The news of Robin Williams death struck a chord in me. When someone dies, it’s sad. But when someone takes their own life, as it looks Mr. Williams did, it is tragic.
When a famous person dies, it always seems to be old age or an overdose. But it is worse when it is a suicide. Suicides are baffling. It makes you wonder how someone could get so down psychologically that the only reprieve they can see for themselves is death. In 2006, my best friend took his own life. It was a very difficult thing for me to grasp, and to this day I still struggle with dealing with it. I never really talk about it, and writing just these few sentences about it is uncomfortable. Depression, unlike other illnesses, can hide fairly easy from the people around the person suffering from it. It leaves a trail of questions that will never be answered. Like “why?”…
I’m in one of those age groups where just about every point in my life, Robin Williams was a part of in some way. Growing up in the 80s, I would watch re-runs of “Mork & Mindy.” I was at the right age for when “Hook” “Aladdin” and “Mrs. Doubtfire” came out. When I started enjoying surrealistic art and movies, “What Dream May Come” was in the theaters. He rightfully won an Academy Award in 1997 for his role in “Goodwill Hunting.” And when I really started getting into stand-up comedy, his specials were always great. Him, George Carlin and Richard Pryor were the first stand-up specials I remember watching as a young man.
And who can deny his excellent performance in “Death To Smoochy?” That is one of my favorite films of all time.
I didn’t enjoy every movie he made. But I always admired how much he put into his projects. Especially when he was promoting them. He always seemed like he was going at 110 percent. His energy was truly amazing (and given his history with drugs, some of his specials in the late 70s were, at times, almost too fast to follow).

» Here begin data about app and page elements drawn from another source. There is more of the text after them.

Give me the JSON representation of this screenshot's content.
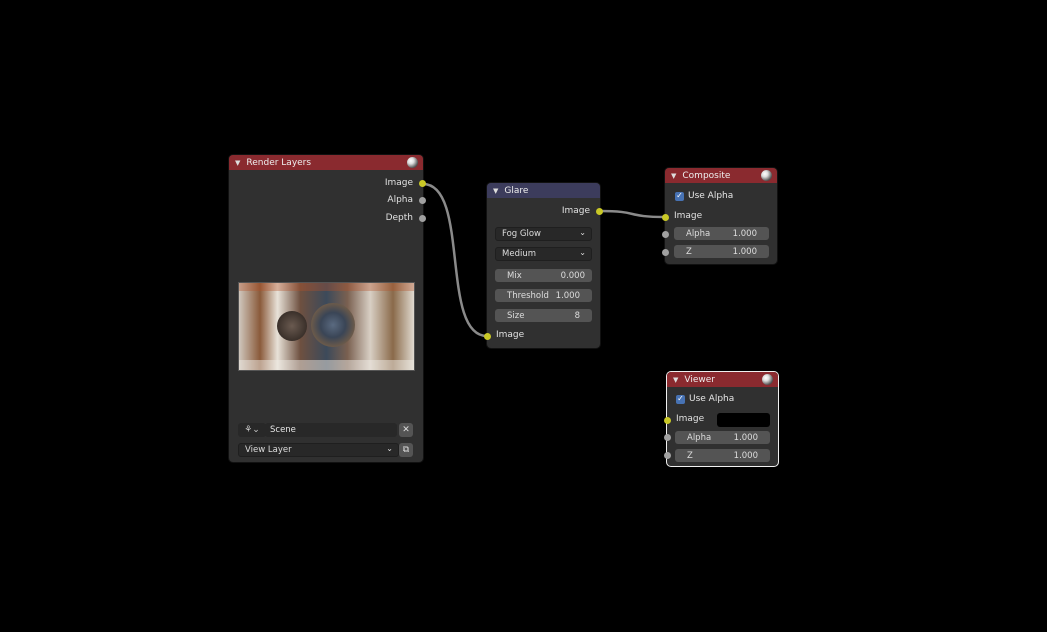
{
  "render_layers": {
    "title": "Render Layers",
    "outputs": [
      "Image",
      "Alpha",
      "Depth"
    ],
    "scene_value": "Scene",
    "view_layer_value": "View Layer"
  },
  "glare": {
    "title": "Glare",
    "output_label": "Image",
    "type_value": "Fog Glow",
    "quality_value": "Medium",
    "mix_label": "Mix",
    "mix_value": "0.000",
    "threshold_label": "Threshold",
    "threshold_value": "1.000",
    "size_label": "Size",
    "size_value": "8",
    "input_label": "Image"
  },
  "composite": {
    "title": "Composite",
    "use_alpha_label": "Use Alpha",
    "use_alpha_checked": true,
    "image_label": "Image",
    "alpha_label": "Alpha",
    "alpha_value": "1.000",
    "z_label": "Z",
    "z_value": "1.000"
  },
  "viewer": {
    "title": "Viewer",
    "use_alpha_label": "Use Alpha",
    "use_alpha_checked": true,
    "image_label": "Image",
    "alpha_label": "Alpha",
    "alpha_value": "1.000",
    "z_label": "Z",
    "z_value": "1.000"
  },
  "colors": {
    "background": "#000000",
    "node_body": "#303030",
    "output_header": "#8a2a2f",
    "filter_header": "#3c3c5c",
    "socket_color": "#c9c826",
    "socket_value": "#a0a0a0",
    "checkbox": "#4772b3"
  }
}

I really liked it when he played darker roles. He was great in Christopher Nolan’s “Insomnia.” And I stopped using camera film after “One Hour Photo” because even the remote possibility that someone as deranged as his character existing in the real world and developing my film was too much. Because he was so convincing in that role. It was great and spooky at the same time.

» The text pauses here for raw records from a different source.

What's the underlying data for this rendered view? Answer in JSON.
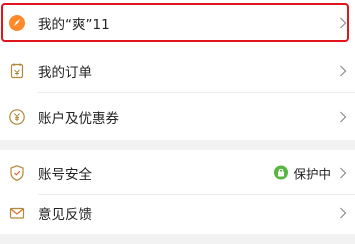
{
  "menu": {
    "items": [
      {
        "label": "我的“爽”11",
        "icon": "orange-rocket-icon"
      },
      {
        "label": "我的订单",
        "icon": "order-list-icon"
      },
      {
        "label": "账户及优惠券",
        "icon": "coupon-yen-icon"
      },
      {
        "label": "账号安全",
        "icon": "shield-icon",
        "status": "保护中"
      },
      {
        "label": "意见反馈",
        "icon": "envelope-icon"
      }
    ]
  },
  "colors": {
    "highlight": "#e0161c",
    "status_green": "#57b540",
    "icon_orange": "#ff7a1a",
    "icon_gray": "#9a9a9a"
  }
}
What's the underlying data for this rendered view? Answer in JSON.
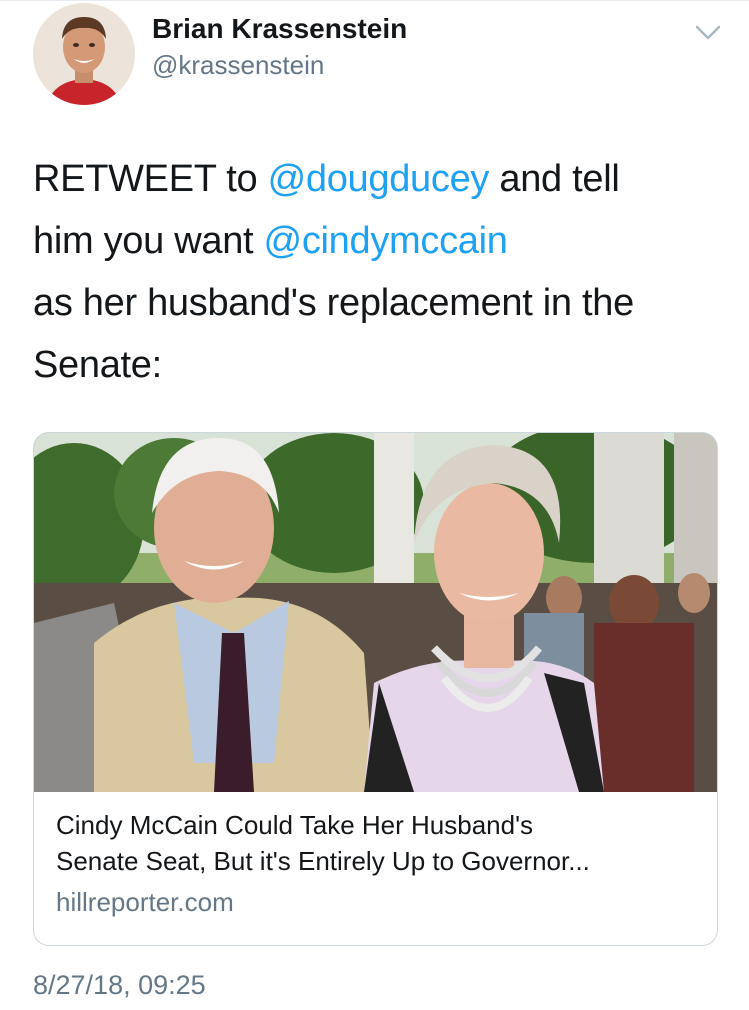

His last stand-up special, “Weapons of Self Destruction” is also great. I listened to it today, and he was on fire. His delivery, wit and energy had not dulled over the years.
Yes, he was a true icon to comedy. He made millions of people laugh. And the gift of making others happy, but not himself, is truly sad. He will be missed.